Fillmore East is rich with performances that reveal just how wildly resourceful the band was. Sly Stone may have been the ringleader with an organ and vocal punch that connected gospel fervency with pure pop immediacy. But there was so much more going on, like the electric bass runs of Larry Graham that sounded positively monstrous on their own (during solo snippets of M'Lady and Dance to the Music) as well as when strapped to the band's two member horn team on the first disc's introductory Are You Ready. Sister Rosie Stone also stretches out with versions on each disc of the 1961 Aretha Franklin hit Won't Be Long.

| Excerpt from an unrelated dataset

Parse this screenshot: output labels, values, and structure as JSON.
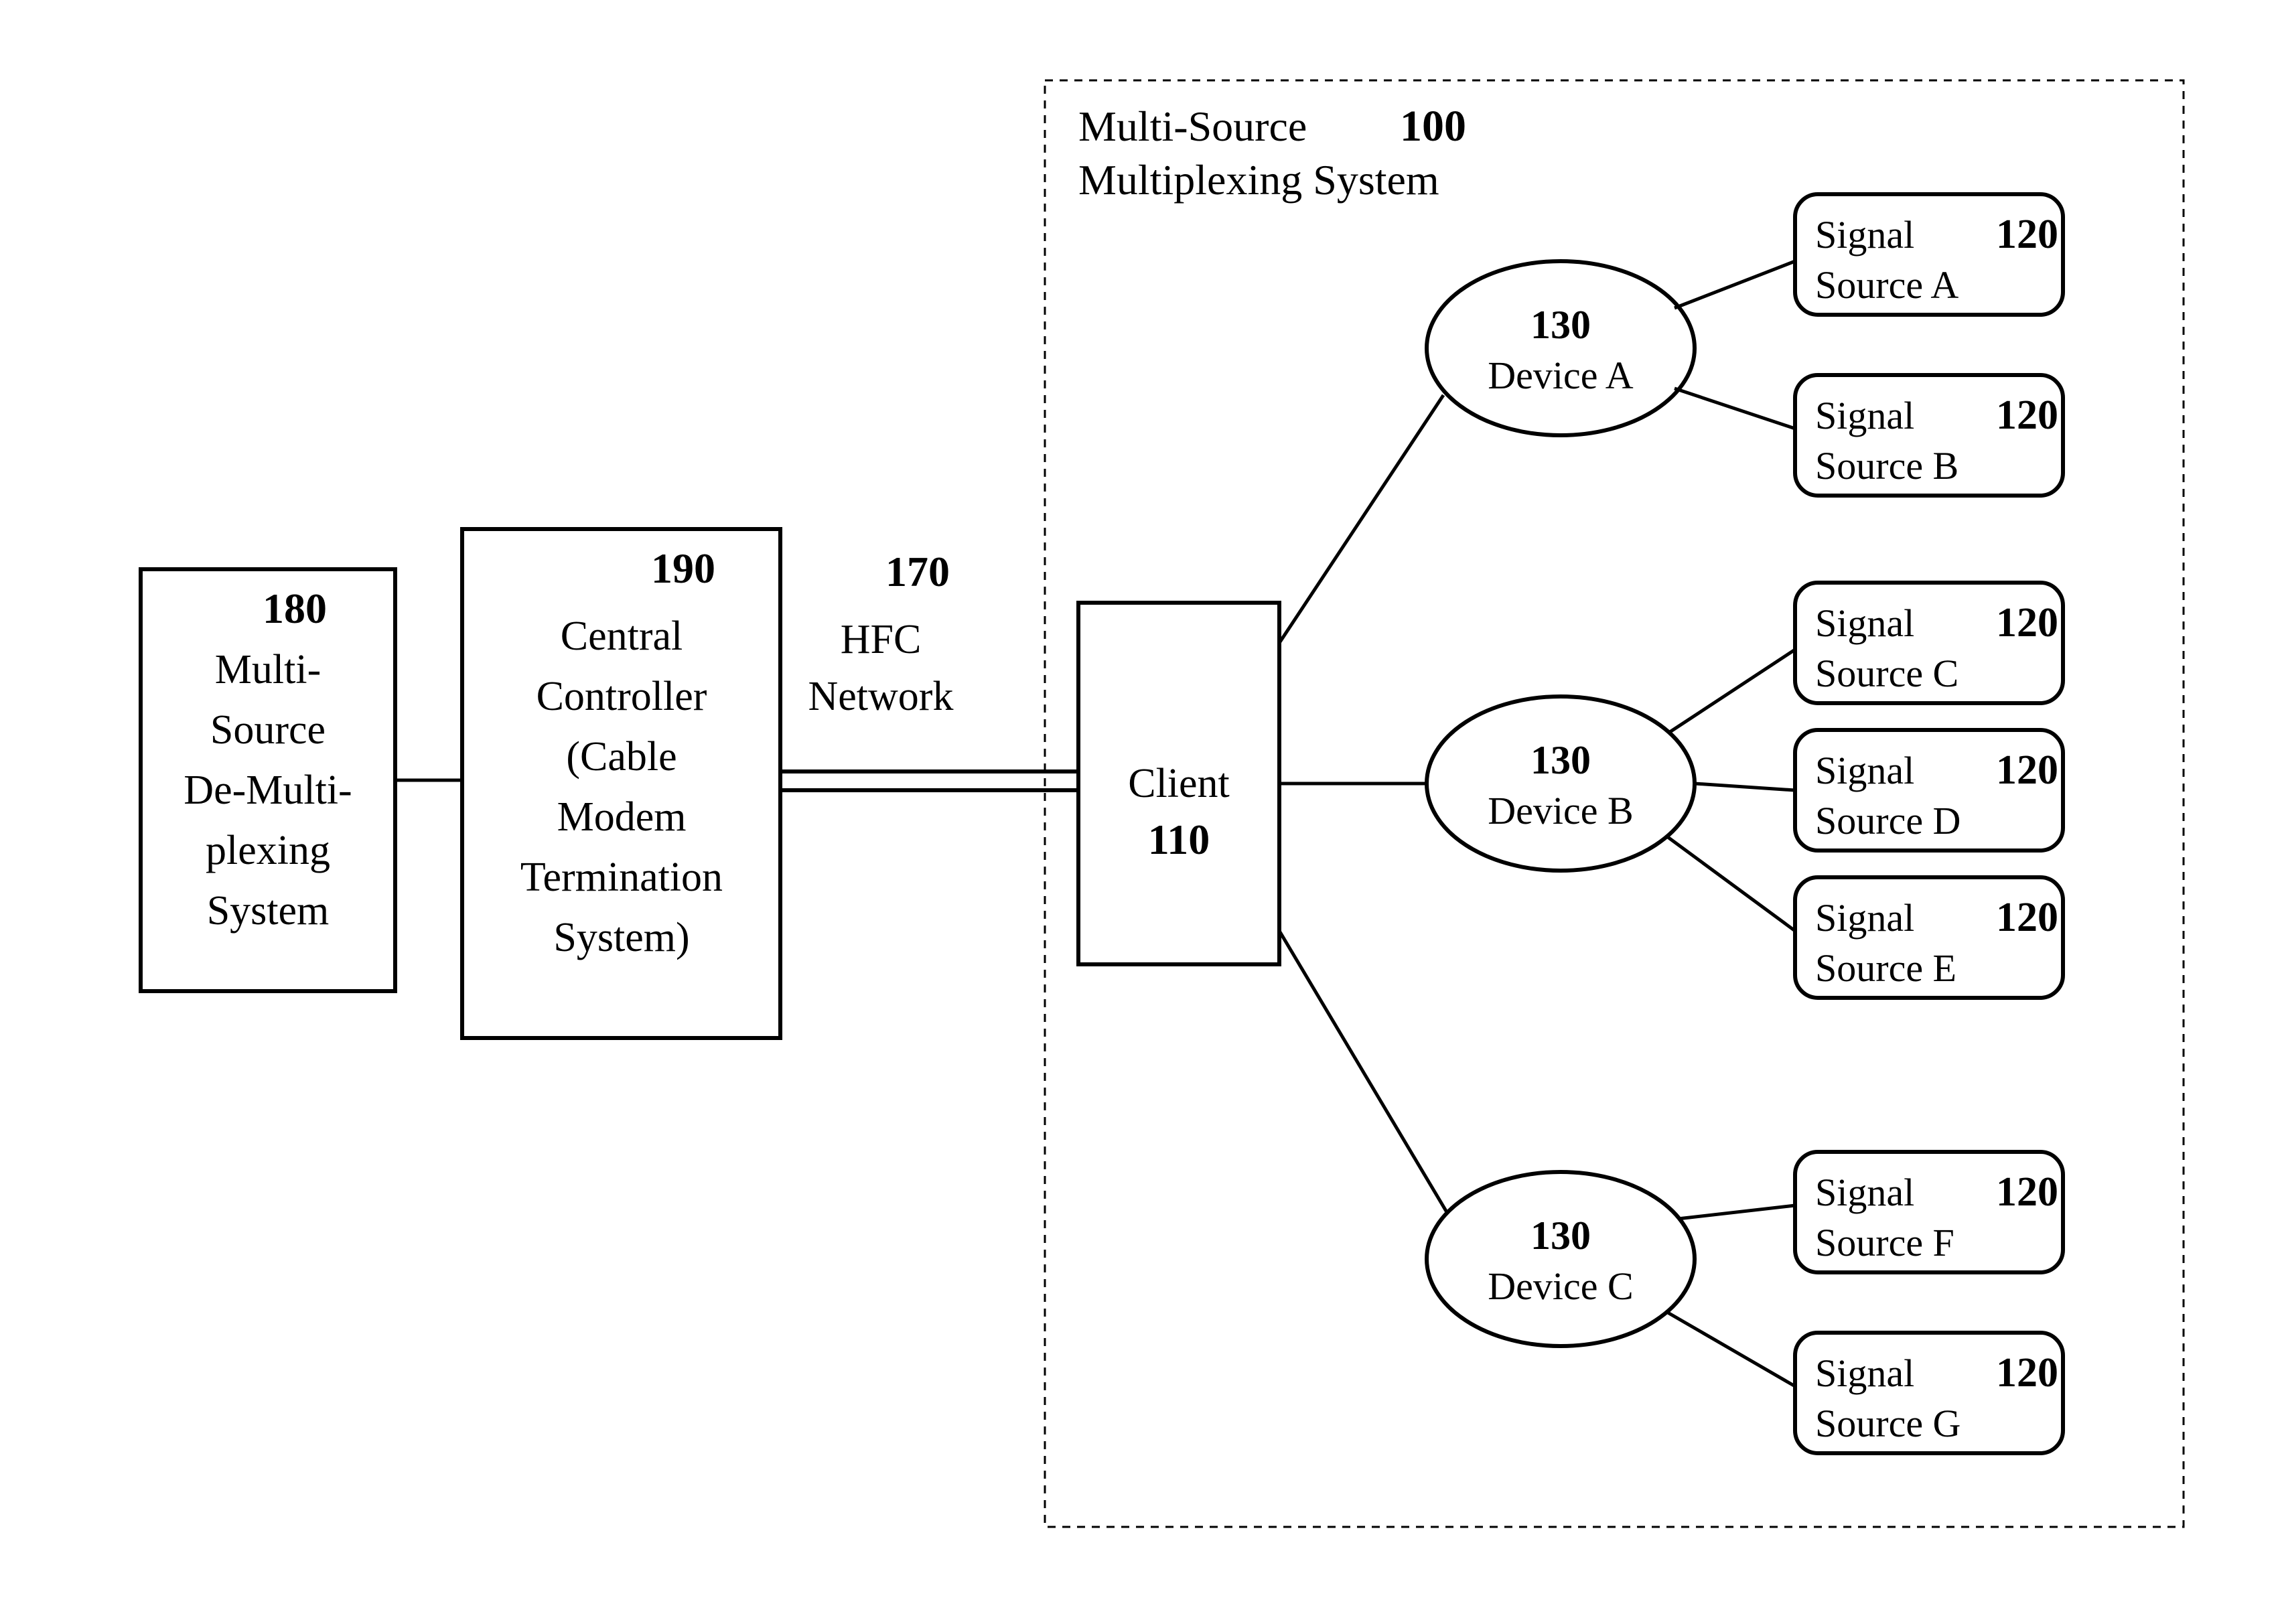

Hearing her voice crack and crackle with R&B vibrancy is one of the many great sleeper moments to Fillmore East.
All of this combines for a soul sound with a remarkable sense of dynamics. The Sly original Color Me True swirls with fearsome funk urgency but also cools down to where the only sounds driving the ensemble are organ and percussion. Later on the first disc, We Love All (Freedom) suggests the psychedelia that exploded within the band's music in 1969.
You also can't discount the calls for peace and unity the Family Stone offer as rallying cries — vital stuff considering the performances came just five months after the assassination of Dr. Martin Luther King, Jr.
"Don't hate the black, don't hate the white," Sly offers during Are You Ready. "If you get bitten, just hate the bite. Make sure your heart is beating right."
That's a party vibe that remains as vital today as when it rang out at the Fillmore East in another lifetime.
Walter Tunis | Contributing Music Critic